(Exercise instructions) Make an exact copy of the listing, without images.

(Supplied records)
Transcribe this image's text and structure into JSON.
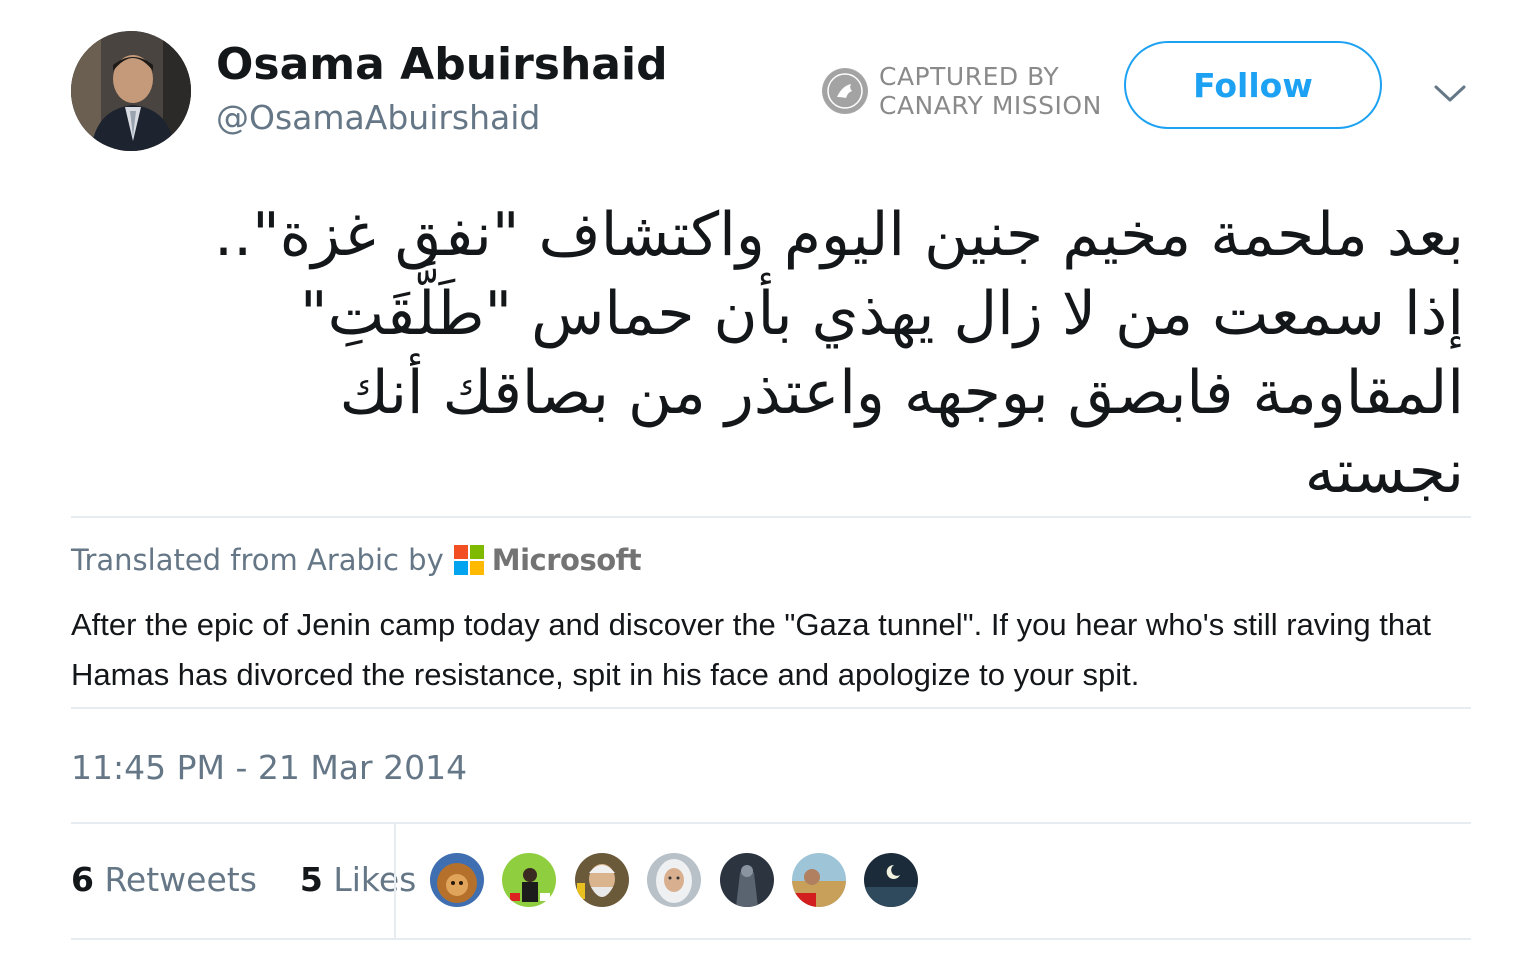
{
  "user": {
    "display_name": "Osama Abuirshaid",
    "handle": "@OsamaAbuirshaid"
  },
  "watermark": {
    "line1": "CAPTURED BY",
    "line2": "CANARY MISSION",
    "logo_icon": "canary-bird-icon"
  },
  "follow_label": "Follow",
  "menu_icon": "chevron-down-icon",
  "tweet": {
    "lines": [
      "بعد ملحمة مخيم جنين اليوم واكتشاف \"نفق غزة\"..",
      "إذا سمعت من لا زال يهذي بأن حماس \"طَلَّقَتِ\"",
      "المقاومة فابصق بوجهه واعتذر من بصاقك أنك",
      "نجسته"
    ],
    "translated_from": "Translated from Arabic by",
    "translator": "Microsoft",
    "translation": "After the epic of Jenin camp today and discover the \"Gaza tunnel\". If you hear who's still raving that Hamas has divorced the resistance, spit in his face and apologize to your spit.",
    "timestamp": "11:45 PM - 21 Mar 2014"
  },
  "stats": {
    "retweets_count": "6",
    "retweets_label": "Retweets",
    "likes_count": "5",
    "likes_label": "Likes"
  },
  "likers": [
    "lion-avatar",
    "green-protest-avatar",
    "older-man-avatar",
    "woman-hijab-avatar",
    "dark-figure-avatar",
    "man-banner-avatar",
    "night-sky-avatar"
  ],
  "colors": {
    "accent": "#1da1f2",
    "secondary_text": "#657786",
    "primary_text": "#14171a",
    "divider": "#e6ecf0"
  }
}
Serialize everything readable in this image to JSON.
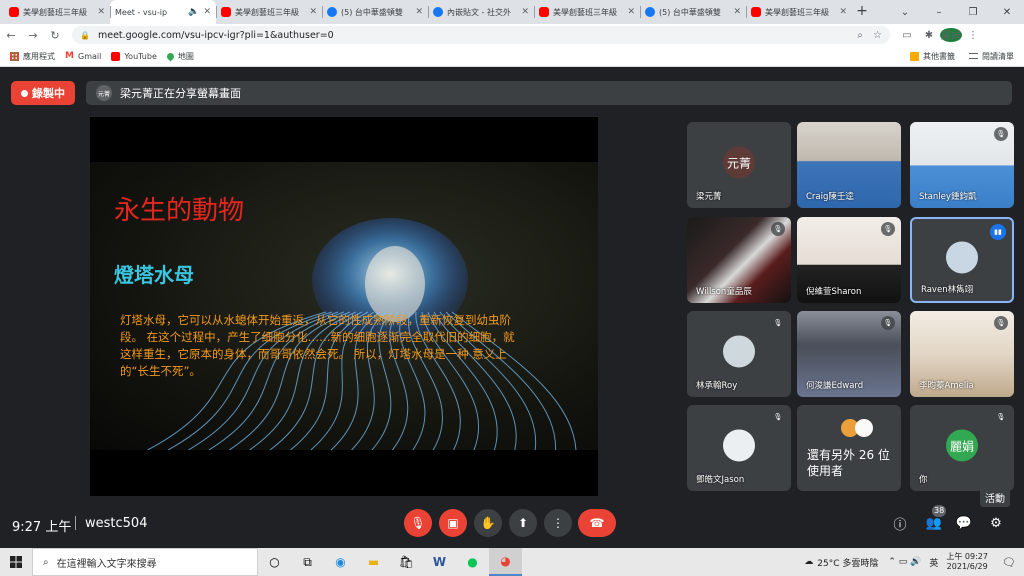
{
  "browser": {
    "tabs": [
      {
        "title": "美學創藝班三年級",
        "favicon": "youtube-icon",
        "active": false
      },
      {
        "title": "Meet - vsu-ip",
        "favicon": "meet-icon",
        "active": true
      },
      {
        "title": "美學創藝班三年級",
        "favicon": "youtube-icon",
        "active": false
      },
      {
        "title": "(5) 台中華盛頓雙",
        "favicon": "facebook-icon",
        "active": false
      },
      {
        "title": "內嵌貼文 - 社交外",
        "favicon": "facebook-icon",
        "active": false
      },
      {
        "title": "美學創藝班三年級",
        "favicon": "youtube-icon",
        "active": false
      },
      {
        "title": "(5) 台中華盛頓雙",
        "favicon": "facebook-icon",
        "active": false
      },
      {
        "title": "美學創藝班三年級",
        "favicon": "youtube-icon",
        "active": false
      }
    ],
    "url": "meet.google.com/vsu-ipcv-igr?pli=1&authuser=0",
    "profile_initials": "麗娟",
    "bookmarks": [
      "應用程式",
      "Gmail",
      "YouTube",
      "地圖"
    ],
    "bookmarks_right": [
      "其他書籤",
      "閱讀清單"
    ]
  },
  "meet": {
    "recording_label": "錄製中",
    "presenter_initials": "元菁",
    "share_banner": "梁元菁正在分享螢幕畫面",
    "slide": {
      "title": "永生的動物",
      "subtitle": "燈塔水母",
      "body": "灯塔水母，它可以从水螅体开始重返，从它的性成熟阶段，重新恢复到幼虫阶段。 在这个过程中，产生了细胞分化……新的细胞逐渐完全取代旧的细胞，就这样重生，它原本的身体，而哥哥依然会死。 所以，灯塔水母是一种 意义上的“长生不死”。"
    },
    "participants": [
      {
        "name": "梁元菁",
        "avatar": "元菁",
        "kind": "avatar",
        "avatar_color": "#5f3b37",
        "muted": false
      },
      {
        "name": "Craig陳壬逵",
        "kind": "video",
        "muted": false
      },
      {
        "name": "Stanley鍾鈞凱",
        "kind": "video",
        "muted": true
      },
      {
        "name": "Willson童品辰",
        "kind": "video",
        "muted": true
      },
      {
        "name": "倪維萱Sharon",
        "kind": "video",
        "muted": true
      },
      {
        "name": "Raven林雋翊",
        "kind": "avatar",
        "avatar_color": "#c9d6e3",
        "muted": false,
        "speaking": true
      },
      {
        "name": "林承翰Roy",
        "kind": "avatar",
        "avatar_color": "#cfd8dc",
        "muted": true
      },
      {
        "name": "何浚謙Edward",
        "kind": "video",
        "muted": true
      },
      {
        "name": "李昀蓁Amelia",
        "kind": "video",
        "muted": true
      },
      {
        "name": "鄧皓文Jason",
        "kind": "avatar",
        "avatar_color": "#eceff1",
        "muted": true
      },
      {
        "name": "還有另外 26 位使用者",
        "kind": "others",
        "muted": false
      },
      {
        "name": "你",
        "avatar": "麗娟",
        "kind": "avatar",
        "avatar_color": "#33a852",
        "muted": true
      }
    ],
    "time": "9:27 上午",
    "meeting_code": "westc504",
    "people_count": "38",
    "activities_tooltip": "活動"
  },
  "taskbar": {
    "search_placeholder": "在這裡輸入文字來搜尋",
    "weather": "25°C 多雲時陰",
    "ime": "英",
    "time": "上午 09:27",
    "date": "2021/6/29"
  },
  "colors": {
    "accent": "#8ab4f8",
    "danger": "#ea4335",
    "panel": "#3c4043",
    "bg": "#202124"
  }
}
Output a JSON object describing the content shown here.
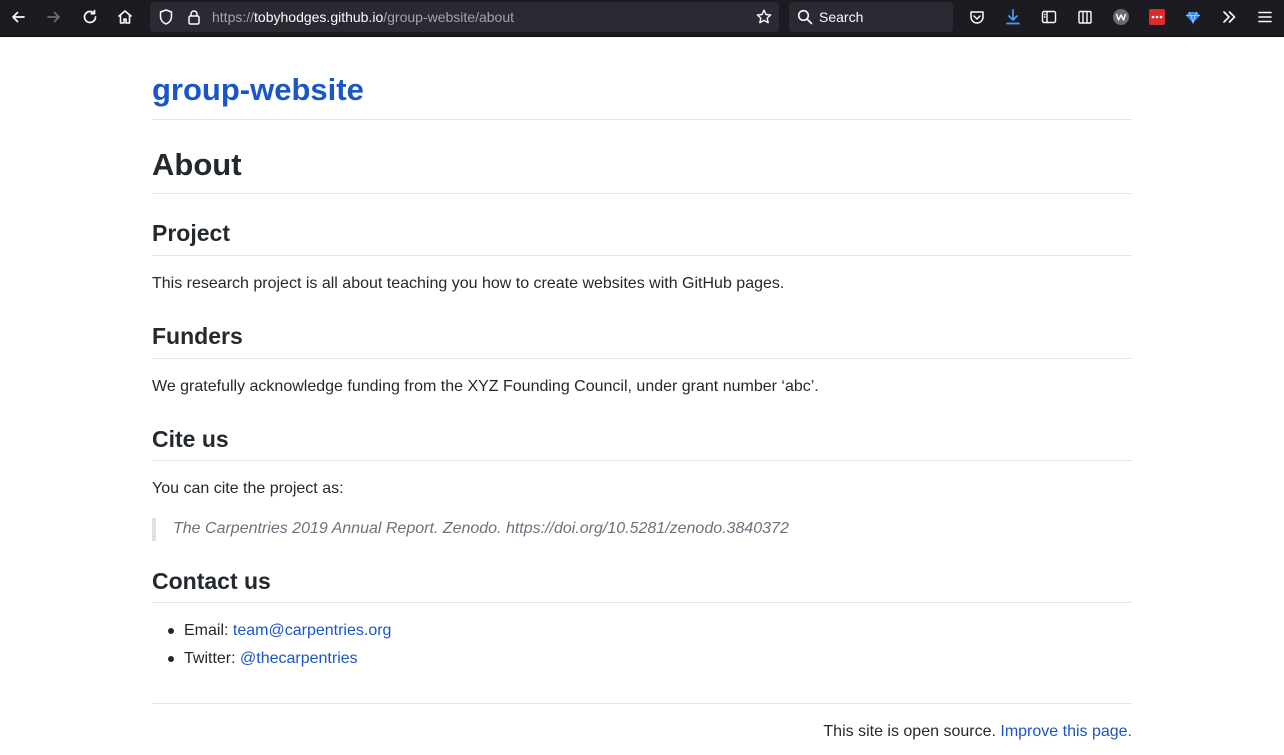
{
  "browser": {
    "url_scheme": "https://",
    "url_host": "tobyhodges.github.io",
    "url_path": "/group-website/about",
    "search_placeholder": "Search"
  },
  "site": {
    "title": "group-website"
  },
  "page": {
    "heading": "About",
    "sections": {
      "project": {
        "heading": "Project",
        "text": "This research project is all about teaching you how to create websites with GitHub pages."
      },
      "funders": {
        "heading": "Funders",
        "text": "We gratefully acknowledge funding from the XYZ Founding Council, under grant number ‘abc’."
      },
      "cite": {
        "heading": "Cite us",
        "text": "You can cite the project as:",
        "quote": "The Carpentries 2019 Annual Report. Zenodo. https://doi.org/10.5281/zenodo.3840372"
      },
      "contact": {
        "heading": "Contact us",
        "email_label": "Email:",
        "email_value": "team@carpentries.org",
        "twitter_label": "Twitter:",
        "twitter_value": "@thecarpentries"
      }
    }
  },
  "footer": {
    "text": "This site is open source.",
    "link": "Improve this page."
  },
  "colors": {
    "link": "#1a56c8",
    "text": "#24292e",
    "chrome_bg": "#1c1b22"
  }
}
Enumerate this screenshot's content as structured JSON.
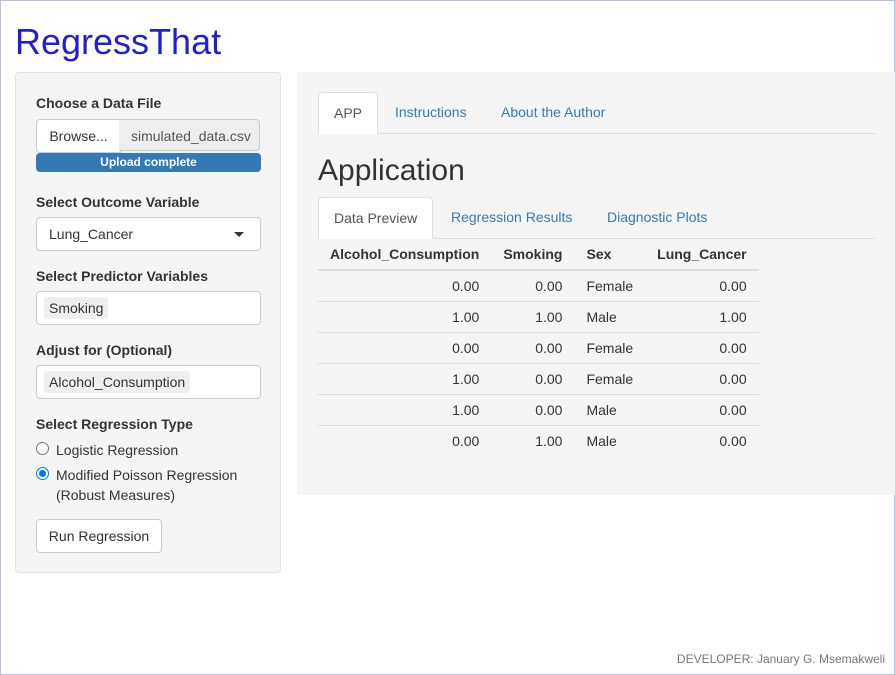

(Solution for this task)
Transcribe this image's text and structure into JSON.
{
  "user": {
    "display_name": "Osama Abuirshaid",
    "handle": "@OsamaAbuirshaid"
  },
  "watermark": {
    "line1": "CAPTURED BY",
    "line2": "CANARY MISSION",
    "logo_icon": "canary-bird-icon"
  },
  "follow_label": "Follow",
  "menu_icon": "chevron-down-icon",
  "tweet": {
    "lines": [
      "بعد ملحمة مخيم جنين اليوم واكتشاف \"نفق غزة\"..",
      "إذا سمعت من لا زال يهذي بأن حماس \"طَلَّقَتِ\"",
      "المقاومة فابصق بوجهه واعتذر من بصاقك أنك",
      "نجسته"
    ],
    "translated_from": "Translated from Arabic by",
    "translator": "Microsoft",
    "translation": "After the epic of Jenin camp today and discover the \"Gaza tunnel\". If you hear who's still raving that Hamas has divorced the resistance, spit in his face and apologize to your spit.",
    "timestamp": "11:45 PM - 21 Mar 2014"
  },
  "stats": {
    "retweets_count": "6",
    "retweets_label": "Retweets",
    "likes_count": "5",
    "likes_label": "Likes"
  },
  "likers": [
    "lion-avatar",
    "green-protest-avatar",
    "older-man-avatar",
    "woman-hijab-avatar",
    "dark-figure-avatar",
    "man-banner-avatar",
    "night-sky-avatar"
  ],
  "colors": {
    "accent": "#1da1f2",
    "secondary_text": "#657786",
    "primary_text": "#14171a",
    "divider": "#e6ecf0"
  }
}
Serialize everything readable in this image to JSON.
{
  "browser": {
    "tabs": [
      {
        "title": "美學創藝班三年級",
        "favicon": "youtube-icon",
        "active": false
      },
      {
        "title": "Meet - vsu-ip",
        "favicon": "meet-icon",
        "active": true
      },
      {
        "title": "美學創藝班三年級",
        "favicon": "youtube-icon",
        "active": false
      },
      {
        "title": "(5) 台中華盛頓雙",
        "favicon": "facebook-icon",
        "active": false
      },
      {
        "title": "內嵌貼文 - 社交外",
        "favicon": "facebook-icon",
        "active": false
      },
      {
        "title": "美學創藝班三年級",
        "favicon": "youtube-icon",
        "active": false
      },
      {
        "title": "(5) 台中華盛頓雙",
        "favicon": "facebook-icon",
        "active": false
      },
      {
        "title": "美學創藝班三年級",
        "favicon": "youtube-icon",
        "active": false
      }
    ],
    "url": "meet.google.com/vsu-ipcv-igr?pli=1&authuser=0",
    "profile_initials": "麗娟",
    "bookmarks": [
      "應用程式",
      "Gmail",
      "YouTube",
      "地圖"
    ],
    "bookmarks_right": [
      "其他書籤",
      "閱讀清單"
    ]
  },
  "meet": {
    "recording_label": "錄製中",
    "presenter_initials": "元菁",
    "share_banner": "梁元菁正在分享螢幕畫面",
    "slide": {
      "title": "永生的動物",
      "subtitle": "燈塔水母",
      "body": "灯塔水母，它可以从水螅体开始重返，从它的性成熟阶段，重新恢复到幼虫阶段。 在这个过程中，产生了细胞分化……新的细胞逐渐完全取代旧的细胞，就这样重生，它原本的身体，而哥哥依然会死。 所以，灯塔水母是一种 意义上的“长生不死”。"
    },
    "participants": [
      {
        "name": "梁元菁",
        "avatar": "元菁",
        "kind": "avatar",
        "avatar_color": "#5f3b37",
        "muted": false
      },
      {
        "name": "Craig陳壬逵",
        "kind": "video",
        "muted": false
      },
      {
        "name": "Stanley鍾鈞凱",
        "kind": "video",
        "muted": true
      },
      {
        "name": "Willson童品辰",
        "kind": "video",
        "muted": true
      },
      {
        "name": "倪維萱Sharon",
        "kind": "video",
        "muted": true
      },
      {
        "name": "Raven林雋翊",
        "kind": "avatar",
        "avatar_color": "#c9d6e3",
        "muted": false,
        "speaking": true
      },
      {
        "name": "林承翰Roy",
        "kind": "avatar",
        "avatar_color": "#cfd8dc",
        "muted": true
      },
      {
        "name": "何浚謙Edward",
        "kind": "video",
        "muted": true
      },
      {
        "name": "李昀蓁Amelia",
        "kind": "video",
        "muted": true
      },
      {
        "name": "鄧皓文Jason",
        "kind": "avatar",
        "avatar_color": "#eceff1",
        "muted": true
      },
      {
        "name": "還有另外 26 位使用者",
        "kind": "others",
        "muted": false
      },
      {
        "name": "你",
        "avatar": "麗娟",
        "kind": "avatar",
        "avatar_color": "#33a852",
        "muted": true
      }
    ],
    "time": "9:27 上午",
    "meeting_code": "westc504",
    "people_count": "38",
    "activities_tooltip": "活動"
  },
  "taskbar": {
    "search_placeholder": "在這裡輸入文字來搜尋",
    "weather": "25°C 多雲時陰",
    "ime": "英",
    "time": "上午 09:27",
    "date": "2021/6/29"
  },
  "colors": {
    "accent": "#8ab4f8",
    "danger": "#ea4335",
    "panel": "#3c4043",
    "bg": "#202124"
  }
}
Output a JSON object describing the content shown here.
{
  "browser": {
    "url_scheme": "https://",
    "url_host": "tobyhodges.github.io",
    "url_path": "/group-website/about",
    "search_placeholder": "Search"
  },
  "site": {
    "title": "group-website"
  },
  "page": {
    "heading": "About",
    "sections": {
      "project": {
        "heading": "Project",
        "text": "This research project is all about teaching you how to create websites with GitHub pages."
      },
      "funders": {
        "heading": "Funders",
        "text": "We gratefully acknowledge funding from the XYZ Founding Council, under grant number ‘abc’."
      },
      "cite": {
        "heading": "Cite us",
        "text": "You can cite the project as:",
        "quote": "The Carpentries 2019 Annual Report. Zenodo. https://doi.org/10.5281/zenodo.3840372"
      },
      "contact": {
        "heading": "Contact us",
        "email_label": "Email:",
        "email_value": "team@carpentries.org",
        "twitter_label": "Twitter:",
        "twitter_value": "@thecarpentries"
      }
    }
  },
  "footer": {
    "text": "This site is open source.",
    "link": "Improve this page."
  },
  "colors": {
    "link": "#1a56c8",
    "text": "#24292e",
    "chrome_bg": "#1c1b22"
  }
}
Enumerate this screenshot's content as structured JSON.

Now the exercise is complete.